Once you have read the records below, report how many lines contain the word "drop", and give nothing besides that number.

◆ **Element data from apps and pages**
=======

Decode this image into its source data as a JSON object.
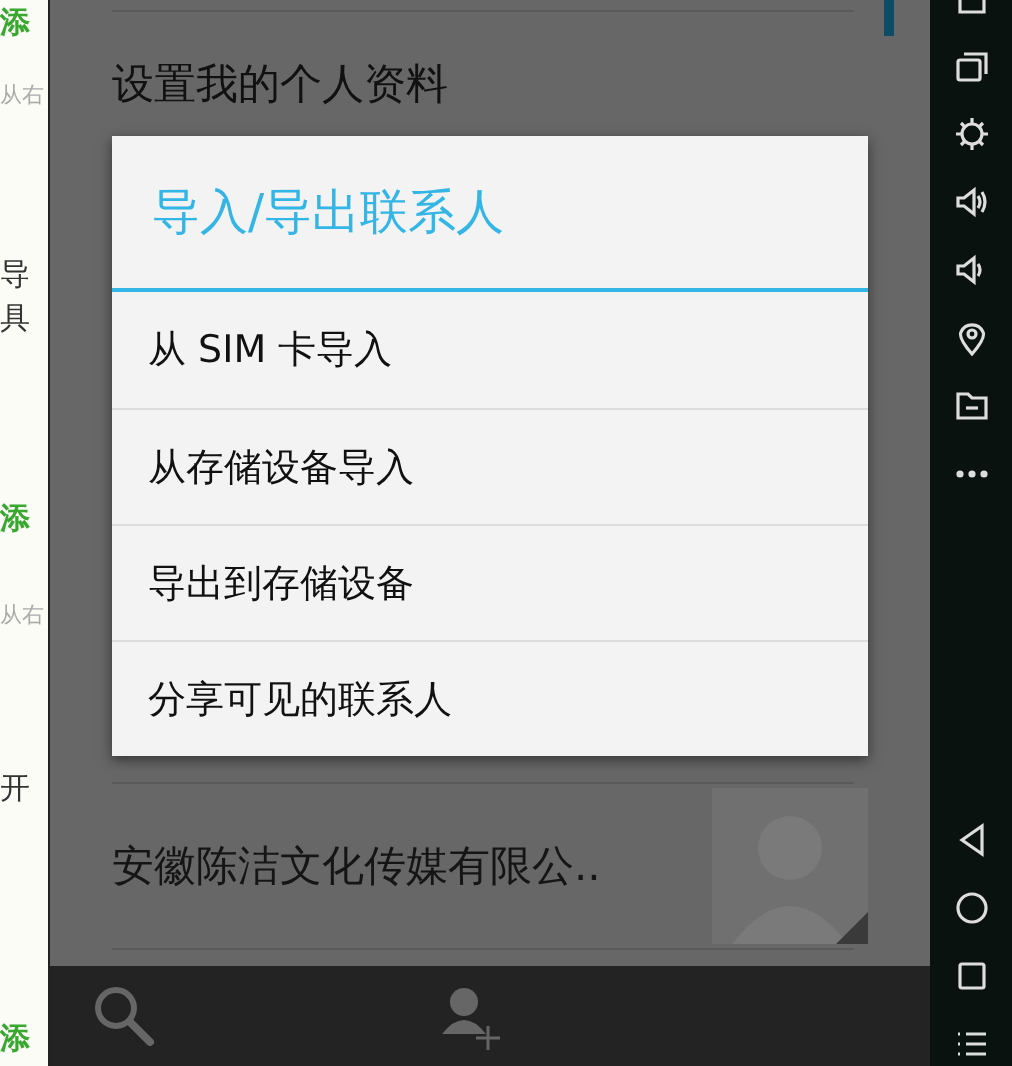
{
  "web_page_strip": [
    {
      "text": "添",
      "kind": "green"
    },
    {
      "text": "从右",
      "kind": "hint"
    },
    {
      "text": "导",
      "kind": "plain"
    },
    {
      "text": "具",
      "kind": "plain"
    },
    {
      "text": "添",
      "kind": "green"
    },
    {
      "text": "从右",
      "kind": "hint"
    },
    {
      "text": "开",
      "kind": "plain"
    },
    {
      "text": "添",
      "kind": "green"
    }
  ],
  "phone": {
    "profile_row": "设置我的个人资料",
    "contact_row": "安徽陈洁文化传媒有限公..",
    "dialog": {
      "title": "导入/导出联系人",
      "items": [
        "从 SIM 卡导入",
        "从存储设备导入",
        "导出到存储设备",
        "分享可见的联系人"
      ]
    }
  }
}
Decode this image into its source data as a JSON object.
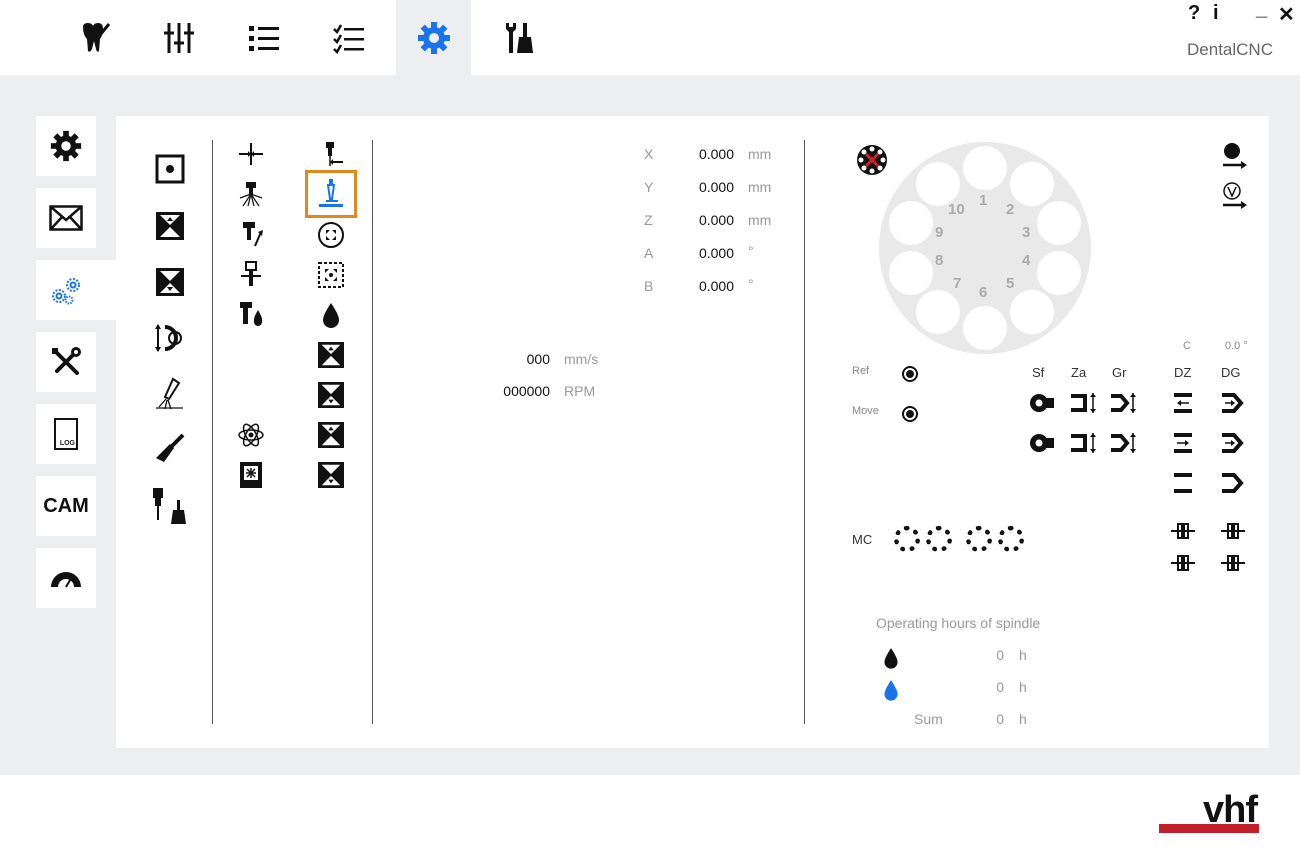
{
  "window": {
    "app_title": "DentalCNC",
    "help_label": "?",
    "info_label": "i",
    "minimize_label": "_",
    "close_label": "✕"
  },
  "top_tabs": [
    {
      "icon": "tooth-icon",
      "active": false
    },
    {
      "icon": "sliders-icon",
      "active": false
    },
    {
      "icon": "list-icon",
      "active": false
    },
    {
      "icon": "checklist-icon",
      "active": false
    },
    {
      "icon": "gear-icon",
      "active": true
    },
    {
      "icon": "service-tools-icon",
      "active": false
    }
  ],
  "sidebar": {
    "items": [
      {
        "icon": "gear-icon",
        "label": ""
      },
      {
        "icon": "envelope-icon",
        "label": ""
      },
      {
        "icon": "gears-icon",
        "label": "",
        "active": true
      },
      {
        "icon": "wrench-screwdriver-icon",
        "label": ""
      },
      {
        "icon": "log-file-icon",
        "label": "LOG"
      },
      {
        "icon": "cam-icon",
        "label": "CAM"
      },
      {
        "icon": "protractor-icon",
        "label": ""
      }
    ]
  },
  "axes": [
    {
      "name": "X",
      "value": "0.000",
      "unit": "mm"
    },
    {
      "name": "Y",
      "value": "0.000",
      "unit": "mm"
    },
    {
      "name": "Z",
      "value": "0.000",
      "unit": "mm"
    },
    {
      "name": "A",
      "value": "0.000",
      "unit": "°"
    },
    {
      "name": "B",
      "value": "0.000",
      "unit": "°"
    }
  ],
  "feed": {
    "value": "000",
    "unit": "mm/s"
  },
  "spindle_speed": {
    "value": "000000",
    "unit": "RPM"
  },
  "tool_changer": {
    "slots": [
      "1",
      "2",
      "3",
      "4",
      "5",
      "6",
      "7",
      "8",
      "9",
      "10"
    ],
    "c_label": "C",
    "c_value": "0.0 °"
  },
  "labels": {
    "ref": "Ref",
    "move": "Move",
    "mc": "MC",
    "sf": "Sf",
    "za": "Za",
    "gr": "Gr",
    "dz": "DZ",
    "dg": "DG"
  },
  "operating_hours": {
    "title": "Operating hours of spindle",
    "rows": [
      {
        "icon": "drop-black-icon",
        "label": "",
        "value": "0",
        "unit": "h"
      },
      {
        "icon": "drop-blue-icon",
        "label": "",
        "value": "0",
        "unit": "h"
      },
      {
        "icon": "",
        "label": "Sum",
        "value": "0",
        "unit": "h"
      }
    ]
  },
  "brand": {
    "logo_text": "vhf",
    "accent": "#c0202a"
  },
  "colors": {
    "active_blue": "#1a73e8",
    "highlight_orange": "#e08a1e"
  }
}
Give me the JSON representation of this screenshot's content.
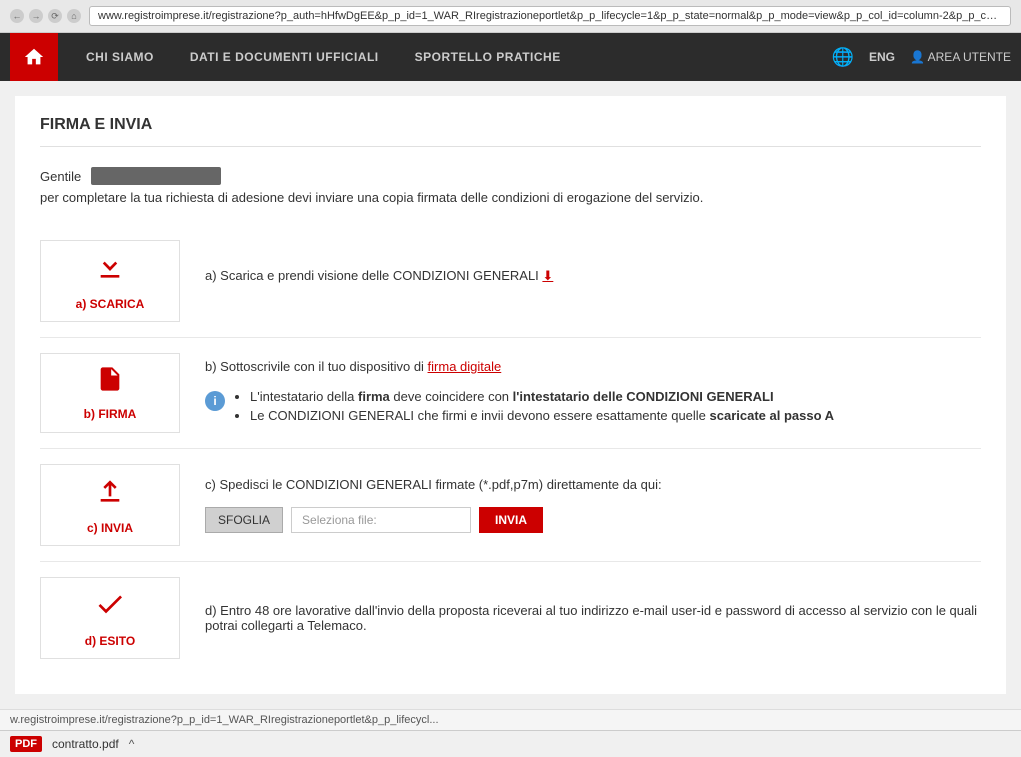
{
  "browser": {
    "url": "www.registroimprese.it/registrazione?p_auth=hHfwDgEE&p_p_id=1_WAR_RIregistrazioneportlet&p_p_lifecycle=1&p_p_state=normal&p_p_mode=view&p_p_col_id=column-2&p_p_col_..."
  },
  "nav": {
    "home_icon": "home",
    "items": [
      {
        "label": "CHI SIAMO"
      },
      {
        "label": "DATI E DOCUMENTI UFFICIALI"
      },
      {
        "label": "SPORTELLO PRATICHE"
      }
    ],
    "lang": "ENG",
    "area_utente": "AREA UTENTE"
  },
  "page": {
    "title": "FIRMA E INVIA",
    "greeting_label": "Gentile",
    "greeting_text": "per completare la tua richiesta di adesione devi inviare una copia firmata delle condizioni di erogazione del servizio."
  },
  "steps": [
    {
      "id": "a",
      "icon_label": "a) SCARICA",
      "description_before": "a) Scarica e prendi visione delle CONDIZIONI GENERALI ",
      "description_after": "",
      "has_link": true
    },
    {
      "id": "b",
      "icon_label": "b) FIRMA",
      "description": "b) Sottoscrivile con il tuo dispositivo di ",
      "link_text": "firma digitale",
      "info_items": [
        {
          "text_before": "L'intestatario della ",
          "bold1": "firma",
          "text_middle": " deve coincidere con ",
          "bold2": "l'intestatario delle CONDIZIONI GENERALI",
          "text_after": ""
        },
        {
          "text_before": "Le CONDIZIONI GENERALI che firmi e invii devono essere esattamente quelle ",
          "bold1": "scaricate al passo A",
          "text_after": ""
        }
      ]
    },
    {
      "id": "c",
      "icon_label": "c) INVIA",
      "description": "c) Spedisci le CONDIZIONI GENERALI firmate (*.pdf,p7m) direttamente da qui:",
      "sfoglia_label": "SFOGLIA",
      "file_placeholder": "Seleziona file:",
      "invia_label": "INVIA"
    },
    {
      "id": "d",
      "icon_label": "d) ESITO",
      "description": "d) Entro 48 ore lavorative dall'invio della proposta riceverai al tuo indirizzo e-mail user-id e password di accesso al servizio con le quali potrai collegarti a Telemaco."
    }
  ],
  "status_bar": {
    "url": "w.registroimprese.it/registrazione?p_p_id=1_WAR_RIregistrazioneportlet&p_p_lifecycl..."
  },
  "bottom_bar": {
    "pdf_label": "PDF",
    "filename": "contratto.pdf",
    "expand": "^"
  }
}
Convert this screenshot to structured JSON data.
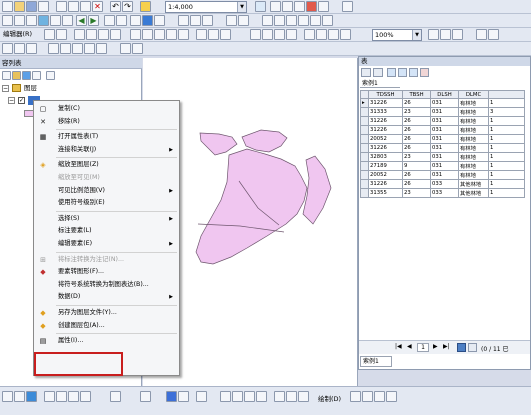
{
  "toolbar": {
    "scale_value": "1:4,000",
    "editor_label": "编辑器(R)",
    "zoom_value": "100%"
  },
  "toc": {
    "title": "容列表",
    "layer_group": "图层"
  },
  "context_menu": {
    "items": [
      {
        "label": "复制(C)",
        "icon": "copy-icon",
        "disabled": false,
        "submenu": false
      },
      {
        "label": "移除(R)",
        "icon": "remove-icon",
        "disabled": false,
        "submenu": false
      },
      {
        "label": "打开属性表(T)",
        "icon": "table-icon",
        "disabled": false,
        "submenu": false
      },
      {
        "label": "连接和关联(J)",
        "icon": "",
        "disabled": false,
        "submenu": true
      },
      {
        "label": "缩放至图层(Z)",
        "icon": "zoom-layer-icon",
        "disabled": false,
        "submenu": false
      },
      {
        "label": "缩放至可见(M)",
        "icon": "",
        "disabled": true,
        "submenu": false
      },
      {
        "label": "可见比例范围(V)",
        "icon": "",
        "disabled": false,
        "submenu": true
      },
      {
        "label": "使用符号级别(E)",
        "icon": "",
        "disabled": false,
        "submenu": false
      },
      {
        "label": "选择(S)",
        "icon": "",
        "disabled": false,
        "submenu": true
      },
      {
        "label": "标注要素(L)",
        "icon": "",
        "disabled": false,
        "submenu": false
      },
      {
        "label": "编辑要素(E)",
        "icon": "",
        "disabled": false,
        "submenu": true
      },
      {
        "label": "将标注转换为注记(N)...",
        "icon": "convert-label-icon",
        "disabled": true,
        "submenu": false
      },
      {
        "label": "要素转图形(F)...",
        "icon": "feature-graphic-icon",
        "disabled": false,
        "submenu": false
      },
      {
        "label": "将符号系统转换为制图表达(B)...",
        "icon": "",
        "disabled": false,
        "submenu": false
      },
      {
        "label": "数据(D)",
        "icon": "",
        "disabled": false,
        "submenu": true
      },
      {
        "label": "另存为图层文件(Y)...",
        "icon": "save-layer-icon",
        "disabled": false,
        "submenu": false
      },
      {
        "label": "创建图层包(A)...",
        "icon": "layer-package-icon",
        "disabled": false,
        "submenu": false
      },
      {
        "label": "属性(I)...",
        "icon": "properties-icon",
        "disabled": false,
        "submenu": false
      }
    ]
  },
  "table_window": {
    "title": "表",
    "tab_label": "索例1",
    "bottom_tab": "索例1",
    "columns": [
      "TDSSH",
      "TBSH",
      "DLSH",
      "DLMC",
      ""
    ],
    "rows": [
      [
        "31226",
        "26",
        "031",
        "有林地",
        "1"
      ],
      [
        "31333",
        "23",
        "031",
        "有林地",
        "3"
      ],
      [
        "31226",
        "26",
        "031",
        "有林地",
        "1"
      ],
      [
        "31226",
        "26",
        "031",
        "有林地",
        "1"
      ],
      [
        "20052",
        "26",
        "031",
        "有林地",
        "1"
      ],
      [
        "31226",
        "26",
        "031",
        "有林地",
        "1"
      ],
      [
        "32803",
        "23",
        "031",
        "有林地",
        "1"
      ],
      [
        "27189",
        "9",
        "031",
        "有林地",
        "1"
      ],
      [
        "20052",
        "26",
        "031",
        "有林地",
        "1"
      ],
      [
        "31226",
        "26",
        "033",
        "其他林地",
        "1"
      ],
      [
        "31355",
        "23",
        "033",
        "其他林地",
        "1"
      ]
    ],
    "nav_current": "1",
    "record_count": "(0 / 11 已"
  },
  "status_bar": {
    "draw_label": "绘制(D)"
  },
  "colors": {
    "polygon_fill": "#f0c6f0",
    "highlight_box": "#c81e1e"
  }
}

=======

◆ **Your response**
2